“Taking private land out of private hands takes services out of these counties,” he said.
State Sen. Jeff Steinborn, D-Las Cruces, said he would like to see the money used to “modernize” the Game and Fish Department.
“I believe we have modernization work to do in New Mexico. New Mexico is one of the most ecologically diverse states in the country. It’s in the top five for plant species, bird species but the agency doesn’t have the broadest authority and maybe not enough money to do it,” Steinborn said.
Another issue that came out during the discussion was that the Mortgage Finance Authority (MFA), through the Department of Finance and Administration, is tasked with appropriating $10 million for the water project fund but Muñoz said he had talked to MFA officials prior to the meeting and was told that the water project fund is overfunded and “would not be able to get that money out.”
“We may have to change it to another use,” he said.
Officials with the DFA spoke in general terms about the $20 million the agency will receive for assisting homeless people and affordable housing projects. Colonel Donnie Quintana, DFA local Government division director, said the work would vary across the state according to need. Some local governments need money for hotel vouchers, while some need money for brick and mortar projects to help combat homelessness and affordable housing issues, he said.
Additional funding for DFA includes $500,000 for temporary employees and contractors to assist in capital outlay projects and projects funded through ARPA money; and $435,000 for personal services and employee benefits costs for the grants administration program.
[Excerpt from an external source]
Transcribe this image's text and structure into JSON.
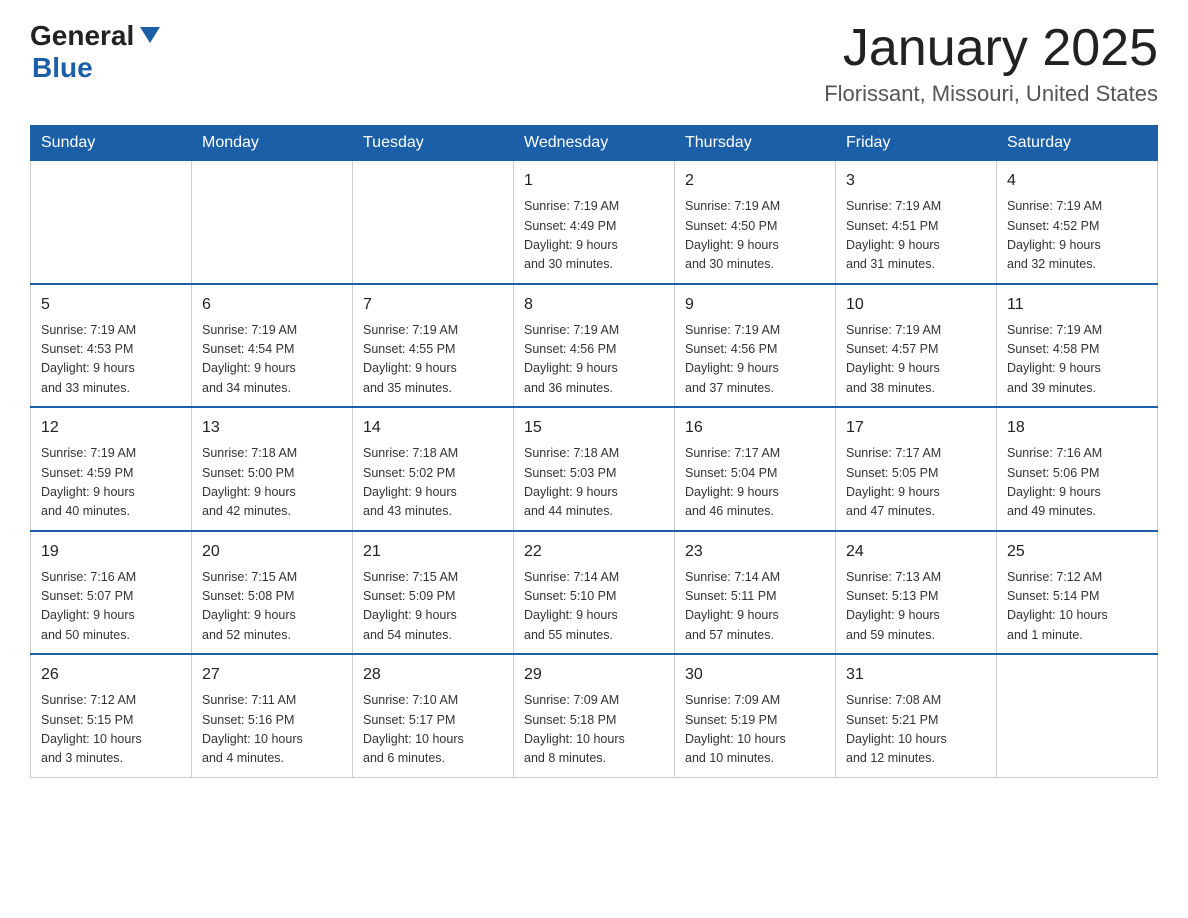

The committee also heard from General Services Department Secretary John Garcia . The bill will appropriate $15 million to that department to pay for public employee health care costs related to COVID-19.
Garcia said the department projects a $20.49 million shortfall because the state must cover COVID-19 testing, vaccination and treatment.
The Senate Finance Committee also heard from the Department of Environment on how it would spend the $10 million appropriation to improve water quality and river habitats. State Sen. William Sharer, R-Farmington, advised the department that “we want to do something large and impactful,” with the money.
Deputy Secretary Rebecca Roose said the money would enable the department to see river projects through from start to finish and because of prior funding constraints, some projects have been accomplished in a piecemeal fashion.
“With a larger sum of money to make projects complete, the benefits will be seen much more quickly. There’s a lot of benefit not just from additional funding but more funding at one point in time,” she said.
The Senate Finance Committee will meet again at 9 a.m. Friday for another informational discussion on HB 2. House Appropriations and Finance Committee Chair and state Rep. Patricia Lundstrom D-Gallup, announced during the House floor session that the HAFC would not meet Thursday, as previously announced. Lundstrom indicated at the end of the HAFC discussion of HB 2 on Tuesday that some language might be changed in the bill.
In addition, Gov. Michelle Lujan Grisham sent a message to the House requesting that the House amend the Medical Malpractice Act, set to take place starting January 1, 2022. Lujan Grisham’s message to the House stated that she requested the amendment due to concerns from healthcare professionals around the state that if the bill is not amended, many facilities would be forced to shut down due to the unsustainable amounts of money that patients could sue for medical malpractice.
The resulting bill, HB 11 , introduced by state Rep. Dayan Hochman-Vigil D-Albuquerque, would change some language in the Medical Malpractice Act and ensure expressly that lawsuits arising from injury or death due to care at outpatient healthcare facilities will not exceed $750,000 per occurrence.
The bill does not include outpatient health care facilities that are majority owned or controlled by a hospital.
The bill is scheduled to be heard in the House Judiciary Committee at 9 a.m. Friday.